The dizziness had faded when Tim Pyatt woke up the morning after the Duke-Bucknell basketball game. But he couldn't figure out why his ribs were sore.
"Then I thought, ‘Oh, yeah. I had someone standing on a plywood board on my back,' " said Pyatt, a 1981 Duke graduate who now works as the university archivist. "I got to live out my fantasy of having the Blue Devil surf on me."
Pyatt fulfilled his Blue Devil dream and relived his student days as a member of the alumni pep band When Duke's regular student band is unable to play during exams and breaks, the alumni band fills the gap, dressed in the same blue-and-white-striped ruby shirts. Members come from as far away as Wisconsin, Connecticut, Florida and Oregon, and range in age from recent grads to an 81-year-old graduate of the class of ‘49.
Fans streaming into Cameron Stadium may see the older-than-college-age band members warming up by rolling like human cigarettes on the lobby floor – proof that there's no time limit on being a Cameron Crazy. As band members, they can take part in the Duke tradition of the surfing Blue Devil, lining up side by side and rolling underneath the plywood surfboard that serves as the "waves" for the mascot.
Though many universities have alumni bands, Duke's is relatively new. It began when Nick Superina '03 sent an e-mail to former band members shortly after graduation. Superina had been band president his junior and senior years, and the band was a big part of his life at Duke. He saw an alumni band as "a continuation of an incredible four years at Duke" and a way to support Duke athletics when members of the student band were scattered or studying.
The listserv Superina got from the alumni office included about 1,500 alums who had played an instrument at Duke. Mike Rosen '84, a physician in New York who hadn't picked up his trombone in more than 20 years, was one of the first to respond.
Rosen had long felt that Duke should have a band that matched the success of his alma mater's athletics teams. The student band, with about 75 members, was small compared to other Atlantic Coast Conference schools that have bands of 200 or more and Big 10 school bands with 400 musicians.
Jeffrey Au, who was hired last year to direct Duke's athletics bands, leads the alumni band as well. The number of returning band alums is growing, and their involvement has the potential to aid the student band, too, he said.
"They will be a part of a family they can always come back to and enjoy a legacy at Duke," Rosen said.
When Lin Davidson '49, retired and living in Norfolk, Va., got the word about the band, he initially couldn't remember where he'd stored his marching band clarinet 55 years earlier. But he was eager to join the pep band, which didn't exist when he was a student, and to get one of the bold blue-and-white-striped shirts.
"I wanted to get one of those rugbys they wear," Davidson said. "You have to be a band member to get one."
Davidson downloaded the music from the Internet and enlarged the song sheets to full size to make them easier to read. His daughter drove him to Durham for the day to play for the men's basketball game against Valparaiso in December. His only problem, Davidson recalled, was that the band section had no seats. By half-time, the 81-year-old had to sit on the steps for awhile to rest.
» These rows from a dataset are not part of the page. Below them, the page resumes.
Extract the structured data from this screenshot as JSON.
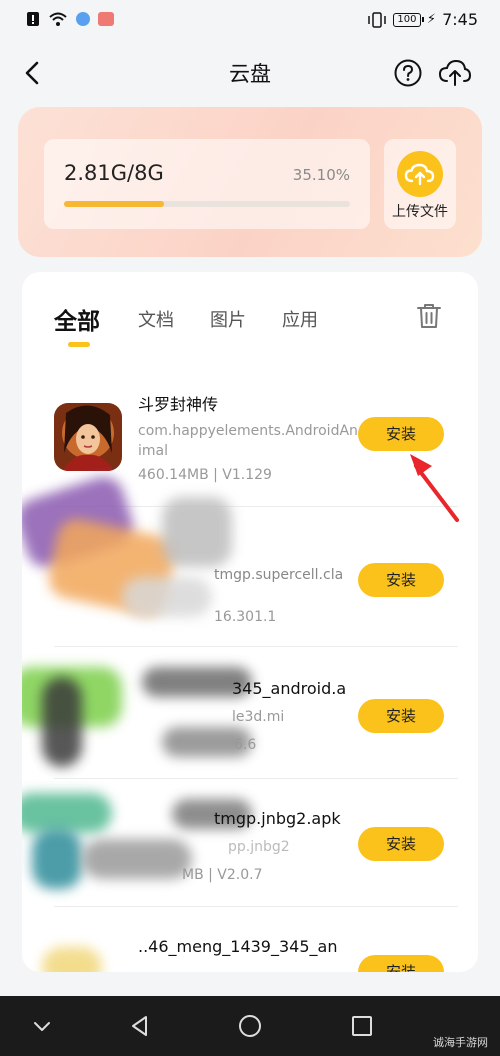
{
  "status": {
    "battery": "100",
    "time": "7:45"
  },
  "header": {
    "title": "云盘"
  },
  "storage": {
    "usage": "2.81G/8G",
    "percent": "35.10%",
    "progress": 0.351,
    "upload_label": "上传文件"
  },
  "tabs": [
    {
      "label": "全部",
      "active": true
    },
    {
      "label": "文档"
    },
    {
      "label": "图片"
    },
    {
      "label": "应用"
    }
  ],
  "apps": [
    {
      "name": "斗罗封神传",
      "package": "com.happyelements.AndroidAnimal",
      "meta": "460.14MB | V1.129",
      "install": "安装"
    },
    {
      "name": "",
      "package": "tmgp.supercell.cla",
      "meta": "16.301.1",
      "install": "安装"
    },
    {
      "name": "",
      "package": "345_android.a",
      "meta": "le3d.mi",
      "meta2": "6.6",
      "install": "安装"
    },
    {
      "name": "",
      "package": "tmgp.jnbg2.apk",
      "meta": "pp.jnbg2",
      "meta2": "MB | V2.0.7",
      "install": "安装"
    },
    {
      "name": "",
      "package": "..46_meng_1439_345_an",
      "install": "安装"
    }
  ],
  "watermark": "诚海手游网",
  "colors": {
    "accent": "#fbc21c",
    "progress": "#f7b733",
    "card_gradient": "#fbd3c6"
  }
}
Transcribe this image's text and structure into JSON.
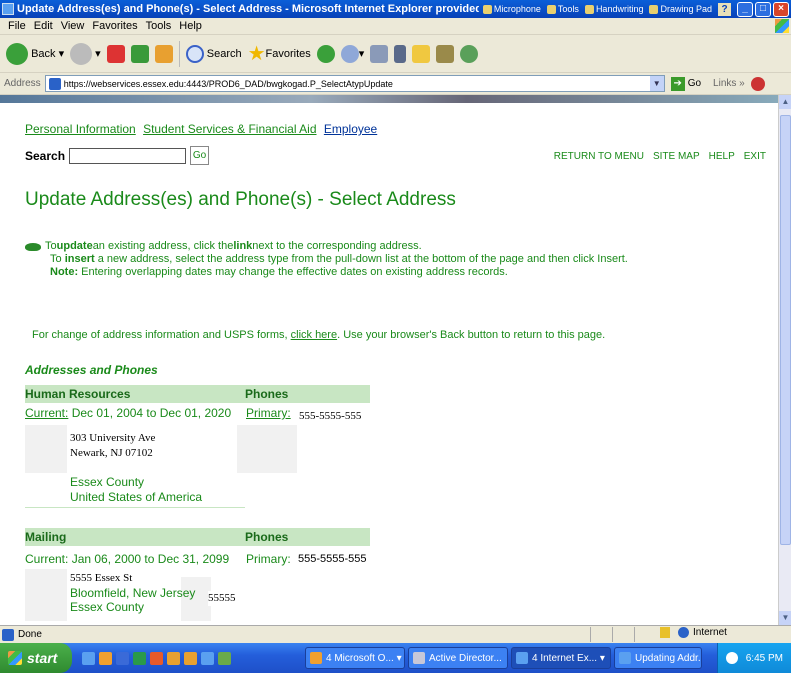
{
  "window": {
    "title": "Update Address(es) and Phone(s) - Select Address - Microsoft Internet Explorer provided by",
    "tools": [
      "Microphone",
      "Tools",
      "Handwriting",
      "Drawing Pad"
    ]
  },
  "menu": [
    "File",
    "Edit",
    "View",
    "Favorites",
    "Tools",
    "Help"
  ],
  "toolbar": {
    "back": "Back",
    "search": "Search",
    "favorites": "Favorites"
  },
  "address_bar": {
    "label": "Address",
    "url": "https://webservices.essex.edu:4443/PROD6_DAD/bwgkogad.P_SelectAtypUpdate",
    "go": "Go",
    "links": "Links"
  },
  "nav": {
    "personal": "Personal Information",
    "student": "Student Services & Financial Aid",
    "employee": "Employee"
  },
  "search": {
    "label": "Search",
    "go": "Go",
    "value": ""
  },
  "top_links": [
    "RETURN TO MENU",
    "SITE MAP",
    "HELP",
    "EXIT"
  ],
  "page_title": "Update Address(es) and Phone(s) - Select Address",
  "instructions": {
    "l1_pre": "To ",
    "l1_b1": "update",
    "l1_mid": " an existing address, click the ",
    "l1_b2": "link",
    "l1_post": " next to the corresponding address.",
    "l2_pre": "To ",
    "l2_b": "insert",
    "l2_post": " a new address, select the address type from the pull-down list at the bottom of the page and then click Insert.",
    "l3_b": "Note:",
    "l3_post": " Entering overlapping dates may change the effective dates on existing address records."
  },
  "change": {
    "pre": "For change of address information and USPS forms, ",
    "link": "click here",
    "post": ". Use your browser's Back button to return to this page."
  },
  "section_title": "Addresses and Phones",
  "addresses": [
    {
      "type": "Human Resources",
      "phones_header": "Phones",
      "status": "Current:",
      "dates": "Dec 01, 2004 to Dec 01, 2020",
      "phone_type": "Primary:",
      "phone": "555-5555-555",
      "street": "303 University Ave",
      "city": "Newark, NJ 07102",
      "county": "Essex County",
      "country": "United States of America"
    },
    {
      "type": "Mailing",
      "phones_header": "Phones",
      "status": "Current:",
      "dates": "Jan 06, 2000 to Dec 31, 2099",
      "phone_type": "Primary:",
      "phone": "555-5555-555",
      "street": "5555 Essex St",
      "city": "Bloomfield, New Jersey",
      "zip": "55555",
      "county": "Essex County"
    }
  ],
  "status_bar": {
    "text": "Done",
    "zone": "Internet"
  },
  "taskbar": {
    "start": "start",
    "tasks": [
      "4 Microsoft O...",
      "Active Director...",
      "4 Internet Ex...",
      "Updating Addr..."
    ],
    "clock": "6:45 PM"
  }
}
A few months before football season begins, Superina, a management consultant in Washington, D.C., emails former band members and puts the music and a schedule on the alumni band website. Alumni pay their own expenses to attend games at Cameron and tournament games in New York's MadisonSquareGarden or The Meadowlands Arena in New Jersey. Usually the alumni association sponsors a lunch or informal reception before the game.
"We want to open this up to any Duke alum who plays an instrument and wants to support Duke athletics," Superina said.
On average, about 30 to 40 band alumni show up for each event and the instrumentation is surprisingly balanced, given that it's "luck of the draw" as far as who shows up, Superina said.
Melanie Burkett '01, coordinator of alumni events at Duke Law School, played quints (a set of five tom-toms) in the marching band as a student. The pep band usually uses a drum set inside Cameron, but director Au brought in a set of quints for her to play, something she had no opportunity to do elsewhere.
Over winter break, she played four women's and three men's basketball games at Cameron.
"It was almost like a time warp," she said. "It was just like I was back in school again. People I hadn't seen in years, it felt like I'd seen them yesterday."
And some college experiences are better the second time around, Rosen found.
"I lived through the worst two years of Duke basketball," he said of his student band days. "I never got to experience what these kids who go to the Final Four are experiencing. Now I'm able to get a little taste of that."